November 11, 2015
By Paul Attfield, Globe and Mail |
When Maria Metcalfe first came to Canada in 2001 to work as a 25-year-old live-in nanny in Vancouver, she faced more than her fair share of obstacles to establish herself in a new and unfamiliar country.
A single mother, Ms. Metcalfe had to leave her two-and-a-half-year-old son with her parents in the Philippines, and armed with just a rudimentary understanding of English, she spent seven years in Canada striving to get ahead.
“It was really hard,” she says. “There’s no harder experience as a parent than to leave your baby behind, and then looking after someone else’s baby was really hard. I would cry every day and every night.”

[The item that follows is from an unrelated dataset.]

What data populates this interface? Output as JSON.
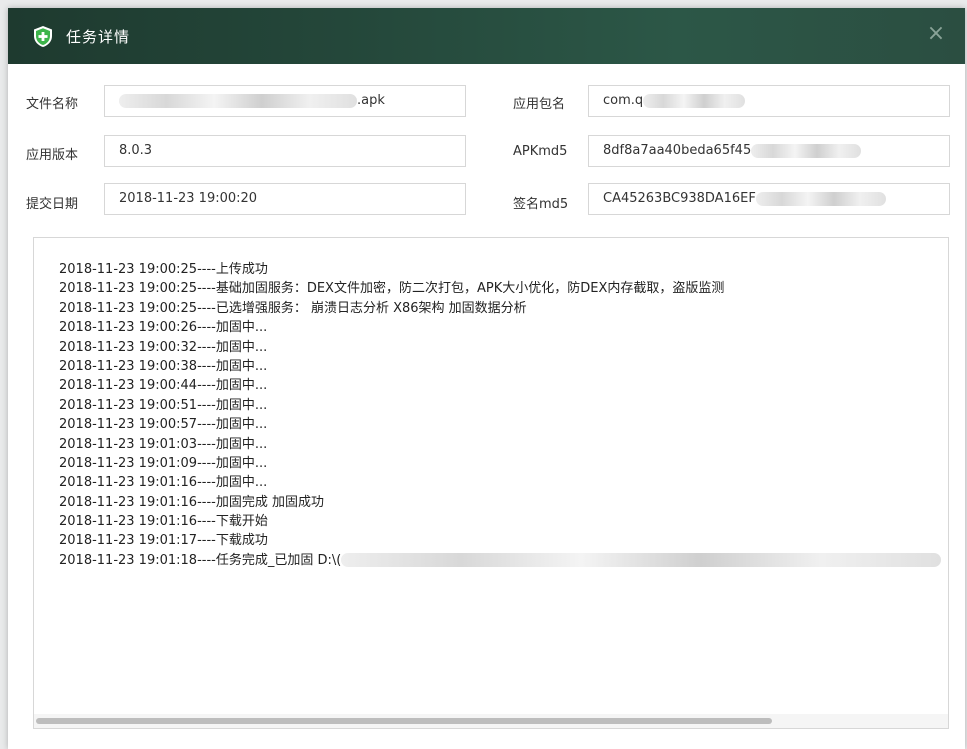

She tried to improve her language skills at every opportunity, by listening to conversations on Vancouver’s SkyTrain or borrowing cassette tapes from the local library, and in 2008, she became a landed immigrant. She was then able to bring her son over, and started a new job as a caregiver to senior citizens.
But her lifelong dream was still to be a nurse, so last January she enrolled at Vancouver Community College to take its Practical Nursing program. As she doesn’t meet the prerequisites in English, biology and math, she is studying to bring those areas up to the required standard, beginning with taking English as a Second Language at VCC.
“They taught us what is the Canadian way in terms of education, in terms of communication with others, business, writing or speaking,” she says.
The ESL courses are just one of a number of initiatives that VCC has put in place to help immigrant students transition to a new life in Canada.
“We have a number of different workshops that we do, all the way from study skills and Canadian workplace culture, to looking for a job in Canada,” says Tanis Sawkins, associate director at VCC’s Centre for Excellence in Immigrant Integration. “[We also do] time management and wellness workshops that are aimed at newcomers.”
Ms. Sawkins also says that the English language courses at VCC go beyond mere language; they attempt to teach aspects of settlement as well. To that end, the school brings in guest speakers from organizations, such as the YMCA, the Vancouver Public Library, and experts in earthquake preparedness. It also puts on a conversation club with volunteers that meets with students so they can practise speaking more informally.
The benefits of trying to make immigrant students feel at home at the school are two-fold, she says. While immigrants gain the necessary experience and qualifications to transition to Canadian careers, their experiences also benefit Canadian-born students, who have a chance to work in multicultural groups, that mirror the makeup of workplaces in larger cities.
As a college in another multicultural city, George Brown College in Toronto is particularly conscious of catering to immigrant students. Alex Irwin, the school’s director of immigrant education, says that, as of the 2013-14 school year, 44 per cent of students were foreign born, although that figure counts both immigrant and international students.
To help set them on the right foot, the school offers a number of programs, such as its entry advising service, which provides information about the school to prospective students.
Mr. Irwin says that about 70-75 per cent of the people who access that service are immigrants. “People come into Canada and are quite often baffled by the [education] system,” he says.